"Something in the wind has learned my name

And it’s tellin’ me that things are not the same

In the leaves on the trees and the touch of the breeze

There’s a pleasin’ sense of happiness for me."

Inexplicably we find ourselves joining him for the chorus, Jim and I going so far as to hold an imaginary microphones up to our mouths.

"I’m on the top of the world lookin’ down on creation

And the only explanation I can find

Is the love that I’ve found ever since you’ve been around

Your love’s put me at the top of the world."

Our choral complicity implies for one brief moment that we think the song somewhat apt. But when Bill tries another verse we quickly come to our senses, and threaten to throw him over the nearest cliff if he dares to sing or mention the song again.

He pretends to be offended, but gives the game away by grinning cunningly. He knows that the damage is done, that we will each internally hum that infernal tune right through our (very wet) dinner preparations. He stays silent as we eat, but his look is that of a farmer who’s just finished sowing his crop as the rain begins.

Is there any hope when such a despicable thing has been done to you? Is there any hero who can slay that monstrous ear worm? One sovereign remedy I have read about and tried is the “Womble Cure”.

The theory is that if you have one of those diabolical tunes stuck in your head, you simply start singing the theme from the Wombles of Wimbledon. This may sound like a “hair-of-the-dog” kind of cure, but I think it is soundly based. Most of us, it seems, know the first verse of Mike Batt’s tune (Underground overground wombling free, the Wombles of Wimbledon Common are we …etc) and can fearlessly sing that much of it. But from there on we struggle: I’ve met very few who can proceed to the second verse.

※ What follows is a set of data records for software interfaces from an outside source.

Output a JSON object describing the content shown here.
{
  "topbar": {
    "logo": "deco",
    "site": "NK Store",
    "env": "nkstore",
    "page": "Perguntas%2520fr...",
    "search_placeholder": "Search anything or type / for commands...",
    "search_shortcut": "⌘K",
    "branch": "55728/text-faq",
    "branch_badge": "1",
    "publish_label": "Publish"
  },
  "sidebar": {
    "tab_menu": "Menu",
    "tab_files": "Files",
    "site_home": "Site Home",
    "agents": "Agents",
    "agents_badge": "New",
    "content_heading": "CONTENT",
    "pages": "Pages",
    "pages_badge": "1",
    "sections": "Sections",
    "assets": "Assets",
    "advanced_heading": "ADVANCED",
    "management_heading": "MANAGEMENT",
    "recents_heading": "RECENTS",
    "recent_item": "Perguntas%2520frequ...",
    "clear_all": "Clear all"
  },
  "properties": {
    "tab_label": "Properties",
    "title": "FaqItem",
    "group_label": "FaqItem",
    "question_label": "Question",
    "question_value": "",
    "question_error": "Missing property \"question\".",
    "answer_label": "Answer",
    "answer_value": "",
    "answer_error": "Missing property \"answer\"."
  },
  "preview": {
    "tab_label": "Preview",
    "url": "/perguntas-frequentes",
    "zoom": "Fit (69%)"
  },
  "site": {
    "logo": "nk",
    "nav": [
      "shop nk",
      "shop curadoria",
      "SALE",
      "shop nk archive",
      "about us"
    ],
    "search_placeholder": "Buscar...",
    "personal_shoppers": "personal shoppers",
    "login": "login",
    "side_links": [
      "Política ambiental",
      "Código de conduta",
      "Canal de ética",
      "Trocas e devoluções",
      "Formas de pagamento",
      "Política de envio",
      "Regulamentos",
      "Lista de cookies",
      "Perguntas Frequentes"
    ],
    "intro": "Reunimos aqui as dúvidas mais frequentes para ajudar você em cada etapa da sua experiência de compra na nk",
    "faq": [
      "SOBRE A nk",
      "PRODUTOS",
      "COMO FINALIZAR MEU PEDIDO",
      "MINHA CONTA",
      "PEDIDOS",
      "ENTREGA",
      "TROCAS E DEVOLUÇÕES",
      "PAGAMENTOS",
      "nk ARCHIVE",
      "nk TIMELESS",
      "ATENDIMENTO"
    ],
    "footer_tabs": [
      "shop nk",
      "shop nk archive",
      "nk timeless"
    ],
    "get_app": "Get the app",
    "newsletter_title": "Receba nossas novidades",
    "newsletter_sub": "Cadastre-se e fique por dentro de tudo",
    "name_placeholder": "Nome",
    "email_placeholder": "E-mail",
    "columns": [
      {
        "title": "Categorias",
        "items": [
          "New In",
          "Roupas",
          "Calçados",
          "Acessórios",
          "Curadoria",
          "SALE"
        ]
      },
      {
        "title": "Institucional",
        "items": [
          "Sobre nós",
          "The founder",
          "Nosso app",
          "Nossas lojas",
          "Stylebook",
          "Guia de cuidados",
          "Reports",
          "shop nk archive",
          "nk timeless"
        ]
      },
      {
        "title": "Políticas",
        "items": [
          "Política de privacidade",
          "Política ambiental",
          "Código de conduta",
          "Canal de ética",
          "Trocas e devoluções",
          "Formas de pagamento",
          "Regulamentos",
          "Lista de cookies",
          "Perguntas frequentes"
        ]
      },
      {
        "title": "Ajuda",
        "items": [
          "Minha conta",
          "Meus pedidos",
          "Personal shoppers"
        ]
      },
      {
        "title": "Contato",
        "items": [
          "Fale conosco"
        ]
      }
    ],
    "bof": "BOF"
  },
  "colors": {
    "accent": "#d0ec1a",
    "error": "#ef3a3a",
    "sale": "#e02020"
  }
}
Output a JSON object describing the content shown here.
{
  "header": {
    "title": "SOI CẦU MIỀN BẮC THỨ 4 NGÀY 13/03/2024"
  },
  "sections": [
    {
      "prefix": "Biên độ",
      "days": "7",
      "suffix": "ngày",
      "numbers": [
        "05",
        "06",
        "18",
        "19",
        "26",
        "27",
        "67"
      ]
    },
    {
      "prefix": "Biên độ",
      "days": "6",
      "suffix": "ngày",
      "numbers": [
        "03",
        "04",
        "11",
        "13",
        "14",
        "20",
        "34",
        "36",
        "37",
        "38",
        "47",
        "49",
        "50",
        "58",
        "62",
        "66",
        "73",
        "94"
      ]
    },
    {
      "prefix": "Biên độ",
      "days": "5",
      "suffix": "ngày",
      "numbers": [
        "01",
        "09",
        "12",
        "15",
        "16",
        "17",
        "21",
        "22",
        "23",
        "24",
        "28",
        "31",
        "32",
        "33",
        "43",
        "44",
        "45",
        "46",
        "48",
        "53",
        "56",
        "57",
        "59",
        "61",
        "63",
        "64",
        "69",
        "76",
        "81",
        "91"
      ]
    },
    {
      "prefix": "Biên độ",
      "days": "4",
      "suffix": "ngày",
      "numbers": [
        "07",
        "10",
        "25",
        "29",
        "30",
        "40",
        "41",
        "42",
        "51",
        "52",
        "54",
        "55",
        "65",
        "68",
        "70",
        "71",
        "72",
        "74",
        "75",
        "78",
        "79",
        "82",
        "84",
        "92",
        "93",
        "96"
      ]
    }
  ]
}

And that, I believe, is the secret to the cure. Like walking into a mire, or driving a racing car into track-side gravel, your forward momentum is stopped. You simply cease singing, and the ear worm shrivels and dies.

The walking mates with whom I’ve shared this cure haven’t quite come to swear by it yet. Indeed there’s been a certain amount of graceless swearing AT me for it. But I think they will come around in the end.